Gene Siskel boiled it down: "What's the first thing people ask you? Should I see this movie? They don't want a speech on the director's career. Thumbs up--yes. Thumbs down--no." That made sense, but in the paper it had the effect of nudging a lot of films from 2.5 to three stars. There is never any doubt about giving four stars, or one star. The problem comes with the movies in the middle. Siskel once tried to get away with giving thumbs up to a 2.5 star movie, but I called him on it.

Continue reading →

Movie Answer Man (02/08/1998)

Q. I was watching "Godfather II" the other day and remembered that the scene with Vito sitting on the steps with his family, after he has killed Fannuci, was originally intended to lead into an intermission, which was scrapped somewhere along the way. I'm pretty sure James Cameron never intended on having an intermission for "Titanic," but let's pretend the studio asked you, an up and coming editor, to find a place to insert one. Even though you know it was wrong and that Cameron would surely kill you, where would you have put an intermission? (Frank Mendez, Dallas, TX.)

Continue reading →

Malle's only constant was unpredictability

Louis Malle, who died last week at 63, was a director whose movies caused scandal sometimes for their content, sometimes for their style, sometimes for both. The respected French filmmaker, married since 1980 to actress Candice Bergen, died Thursday at their home in Los Angeles, from lymphoma.

Continue reading →

Interview with Jacqueline Bisset

If this were a scene in a movie, you'd know right away that it was the scene about the actress' last day in town. Jacqueline Bisset's two-room suite at the Sheraton Plaza was scattered with props for her departure. The bedroom floor was lined with trunks and suitcases, their lids tilted open, clothes tumbling out of them. Leaning against the wall in the living room was one of those big cartoonist's caricatures showing Jackie with a giant head balanced on top of a tiny body. It said, "Good Luck, Jackie!" and it was signed by all the members of the cast and crew of her latest film.

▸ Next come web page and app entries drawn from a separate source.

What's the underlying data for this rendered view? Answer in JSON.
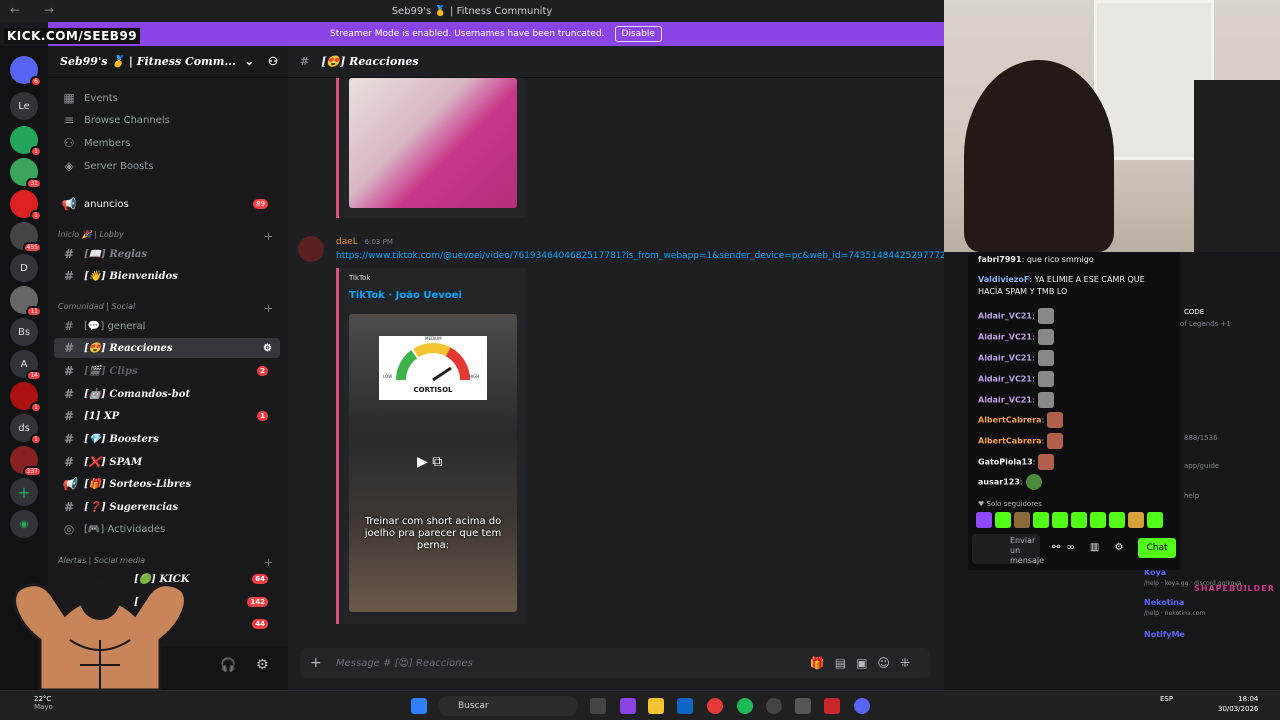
{
  "window": {
    "title": "Seb99's 🥇 | Fitness Community"
  },
  "overlay": {
    "kick_handle": "KICK.COM/SEEB99",
    "brand": "SHAPEBUILDER"
  },
  "banner": {
    "text": "Streamer Mode is enabled. Usernames have been truncated.",
    "button": "Disable"
  },
  "rail": {
    "items": [
      {
        "label": "",
        "badge": "1"
      },
      {
        "label": "",
        "badge": "6"
      },
      {
        "label": "Le",
        "badge": ""
      },
      {
        "label": "",
        "badge": "1"
      },
      {
        "label": "",
        "badge": "31"
      },
      {
        "label": "",
        "badge": "1"
      },
      {
        "label": "",
        "badge": "455"
      },
      {
        "label": "D",
        "badge": ""
      },
      {
        "label": "",
        "badge": "11"
      },
      {
        "label": "Bs",
        "badge": "1"
      },
      {
        "label": "A",
        "badge": "14"
      },
      {
        "label": "",
        "badge": "1"
      },
      {
        "label": "ds",
        "badge": "1"
      },
      {
        "label": "",
        "badge": "337"
      }
    ]
  },
  "server": {
    "name": "Seb99's 🥇 | Fitness Comm..."
  },
  "sidebar": {
    "top": [
      {
        "label": "Events",
        "icon": "calendar-icon"
      },
      {
        "label": "Browse Channels",
        "icon": "browse-icon"
      },
      {
        "label": "Members",
        "icon": "members-icon"
      },
      {
        "label": "Server Boosts",
        "icon": "boost-icon"
      }
    ],
    "anuncios": {
      "label": "anuncios",
      "count": "89"
    },
    "cat1": "Inicio 🎉 | Lobby",
    "lobby": [
      {
        "label": "Reglas",
        "prefix": "[📖]"
      },
      {
        "label": "Bienvenidos",
        "prefix": "[👋]"
      }
    ],
    "cat2": "Comunidad | Social",
    "comunidad": [
      {
        "label": "general",
        "prefix": "[💬]",
        "count": ""
      },
      {
        "label": "Reacciones",
        "prefix": "[😍]",
        "count": ""
      },
      {
        "label": "Clips",
        "prefix": "[🎬]",
        "count": "2"
      },
      {
        "label": "Comandos-bot",
        "prefix": "[🤖]",
        "count": ""
      },
      {
        "label": "XP",
        "prefix": "[1]",
        "count": "1"
      },
      {
        "label": "Boosters",
        "prefix": "[💎]",
        "count": ""
      },
      {
        "label": "SPAM",
        "prefix": "[❌]",
        "count": ""
      },
      {
        "label": "Sorteos-Libres",
        "prefix": "[🎁]",
        "count": ""
      },
      {
        "label": "Sugerencias",
        "prefix": "[❓]",
        "count": ""
      },
      {
        "label": "Actividades",
        "prefix": "[🎮]",
        "count": ""
      }
    ],
    "cat3": "Alertas | Social media",
    "alertas": [
      {
        "label": "KICK",
        "prefix": "[🟢]",
        "count": "64"
      },
      {
        "label": "",
        "prefix": "[",
        "count": "142"
      },
      {
        "label": "gram",
        "prefix": "",
        "count": "44"
      }
    ]
  },
  "channel": {
    "name": "Reacciones",
    "prefix": "[😍]",
    "composer_placeholder": "Message #",
    "composer_channel": "Reacciones"
  },
  "message": {
    "author": "daeL",
    "time": "6:03 PM",
    "link": "https://www.tiktok.com/@uevoei/video/7619346404682517781?is_from_webapp=1&sender_device=pc&web_id=7435148442529777208",
    "provider": "TikTok",
    "embed_title": "TikTok · João Uevoei",
    "gauge_top": "MEDIUM",
    "gauge_low": "LOW",
    "gauge_high": "HIGH",
    "gauge_label": "CORTISOL",
    "caption": "Treinar com short acima do joelho pra parecer que tem perna:"
  },
  "chat": {
    "messages": [
      {
        "user": "fabri7991",
        "text": "que rico smmigo"
      },
      {
        "user": "ValdiviezoF",
        "text": "YA ELIMIE A ESE CAMR QUE HACÍA SPAM Y TMB LO"
      },
      {
        "user": "Aldair_VC21",
        "text": ""
      },
      {
        "user": "Aldair_VC21",
        "text": ""
      },
      {
        "user": "Aldair_VC21",
        "text": ""
      },
      {
        "user": "Aldair_VC21",
        "text": ""
      },
      {
        "user": "Aldair_VC21",
        "text": ""
      },
      {
        "user": "AlbertCabrera",
        "text": ""
      },
      {
        "user": "AlbertCabrera",
        "text": ""
      },
      {
        "user": "GatoPiola13",
        "text": ""
      },
      {
        "user": "ausar123",
        "text": ""
      }
    ],
    "followers_only": "Solo seguidores",
    "input_placeholder": "Enviar un mensaje",
    "send_button": "Chat"
  },
  "members": {
    "code_label": "CODE",
    "sub": "of Legends +1",
    "app": "APP",
    "koya": "Koya",
    "koya_sub": "/help · koya.gg · discord.gg/koya",
    "nekotina": "Nekotina",
    "nekotina_sub": "/help · nekotina.com",
    "notifyme": "NotifyMe",
    "guide": "app/guide",
    "num": "888/1536",
    "help": "help"
  },
  "taskbar": {
    "search": "Buscar",
    "weather": "22°C",
    "weather_sub": "Mayo",
    "lang": "ESP",
    "time": "18:04",
    "date": "30/03/2026"
  },
  "colors": {
    "banner": "#8a44e6",
    "embed_border": "#e04e79",
    "link": "#00a8fc",
    "badge": "#f23f43",
    "kick_green": "#53fc18"
  }
}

Continue reading →

Interview with Peter Hyams

In the beginning it didn't much matter where you made a movie. The motion picture was a gimmick nobody took very seriously, and the vaudeville houses used them to chase out customers between shows. When the customers started to linger, an industry was born.

Continue reading →

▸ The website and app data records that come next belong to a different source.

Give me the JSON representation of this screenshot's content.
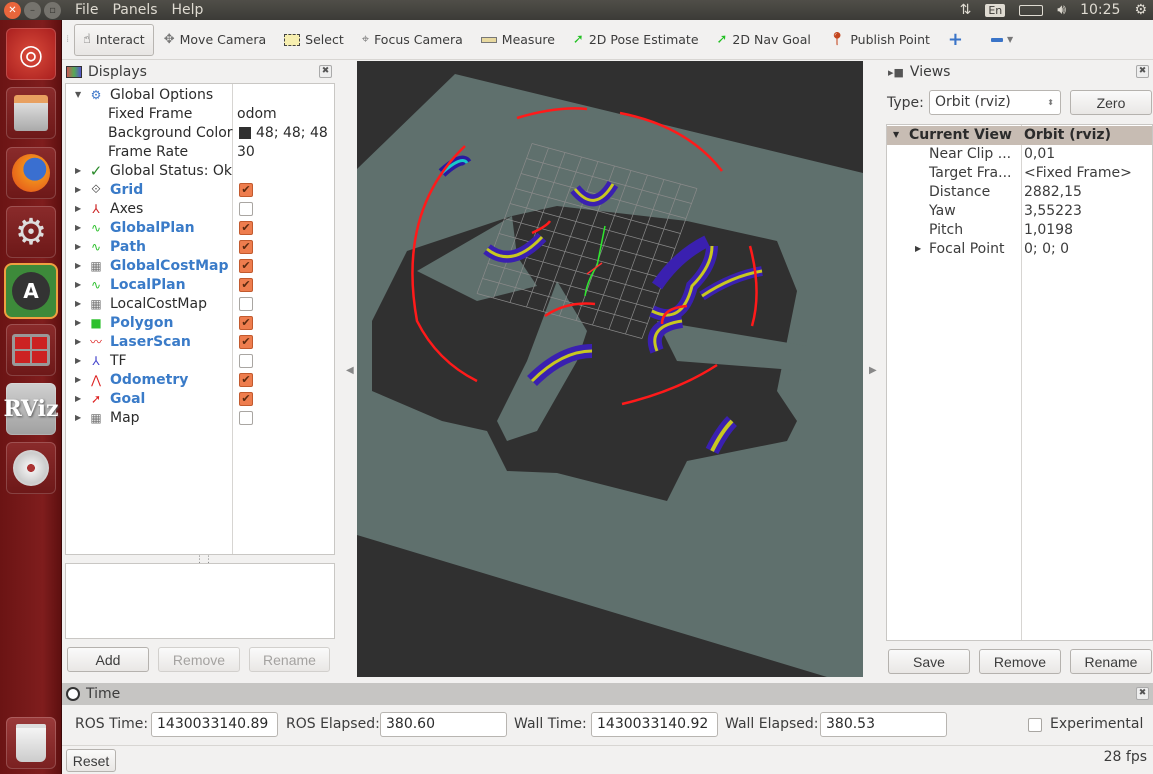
{
  "window": {
    "menu": [
      "File",
      "Panels",
      "Help"
    ],
    "tray": {
      "keyboard": "En",
      "clock": "10:25"
    }
  },
  "launcher": {
    "items": [
      "ubuntu-dash",
      "files",
      "firefox",
      "system-settings",
      "software-updater",
      "workspaces",
      "rviz",
      "dvd",
      "trash"
    ]
  },
  "toolbar": {
    "tools": [
      {
        "label": "Interact",
        "icon": "hand-icon",
        "active": true
      },
      {
        "label": "Move Camera",
        "icon": "move-camera-icon"
      },
      {
        "label": "Select",
        "icon": "select-icon"
      },
      {
        "label": "Focus Camera",
        "icon": "focus-camera-icon"
      },
      {
        "label": "Measure",
        "icon": "ruler-icon"
      },
      {
        "label": "2D Pose Estimate",
        "icon": "green-arrow-icon"
      },
      {
        "label": "2D Nav Goal",
        "icon": "green-arrow-icon"
      },
      {
        "label": "Publish Point",
        "icon": "map-pin-icon"
      }
    ]
  },
  "displays": {
    "title": "Displays",
    "global_options": {
      "label": "Global Options",
      "props": [
        {
          "name": "Fixed Frame",
          "value": "odom"
        },
        {
          "name": "Background Color",
          "value": "48; 48; 48",
          "swatch": "#303030"
        },
        {
          "name": "Frame Rate",
          "value": "30"
        }
      ]
    },
    "global_status": "Global Status: Ok",
    "items": [
      {
        "label": "Grid",
        "enabled": true
      },
      {
        "label": "Axes",
        "enabled": false
      },
      {
        "label": "GlobalPlan",
        "enabled": true
      },
      {
        "label": "Path",
        "enabled": true
      },
      {
        "label": "GlobalCostMap",
        "enabled": true
      },
      {
        "label": "LocalPlan",
        "enabled": true
      },
      {
        "label": "LocalCostMap",
        "enabled": false
      },
      {
        "label": "Polygon",
        "enabled": true
      },
      {
        "label": "LaserScan",
        "enabled": true
      },
      {
        "label": "TF",
        "enabled": false
      },
      {
        "label": "Odometry",
        "enabled": true
      },
      {
        "label": "Goal",
        "enabled": true
      },
      {
        "label": "Map",
        "enabled": false
      }
    ],
    "buttons": {
      "add": "Add",
      "remove": "Remove",
      "rename": "Rename"
    }
  },
  "views": {
    "title": "Views",
    "type_label": "Type:",
    "type_value": "Orbit (rviz)",
    "zero": "Zero",
    "current_view": {
      "label": "Current View",
      "value": "Orbit (rviz)"
    },
    "props": [
      {
        "name": "Near Clip ...",
        "value": "0,01"
      },
      {
        "name": "Target Fra...",
        "value": "<Fixed Frame>"
      },
      {
        "name": "Distance",
        "value": "2882,15"
      },
      {
        "name": "Yaw",
        "value": "3,55223"
      },
      {
        "name": "Pitch",
        "value": "1,0198"
      },
      {
        "name": "Focal Point",
        "value": "0; 0; 0"
      }
    ],
    "buttons": {
      "save": "Save",
      "remove": "Remove",
      "rename": "Rename"
    }
  },
  "time": {
    "title": "Time",
    "ros_time_label": "ROS Time:",
    "ros_time": "1430033140.89",
    "ros_elapsed_label": "ROS Elapsed:",
    "ros_elapsed": "380.60",
    "wall_time_label": "Wall Time:",
    "wall_time": "1430033140.92",
    "wall_elapsed_label": "Wall Elapsed:",
    "wall_elapsed": "380.53",
    "experimental_label": "Experimental",
    "experimental": false,
    "reset": "Reset",
    "fps": "28 fps"
  },
  "colors": {
    "background": "#303030",
    "map_free": "#5f706d",
    "laser": "#ff1a1a",
    "path": "#2ee82e",
    "checkbox_on": "#ee7d4e",
    "display_blue": "#3a7bc8"
  }
}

Interview with Lewis Gilbert

CARTAGENA, COLOMBIA - "There's no use kidding ourselves," Lewis Gilbert said. "The appeal of this film will be based on sex and violence, of course. But the difference is, this will be the first sex and violence epic. Usually sex and violence are counted on to sell themselves, and so that sort of thing is made cheaply..."

Continue reading →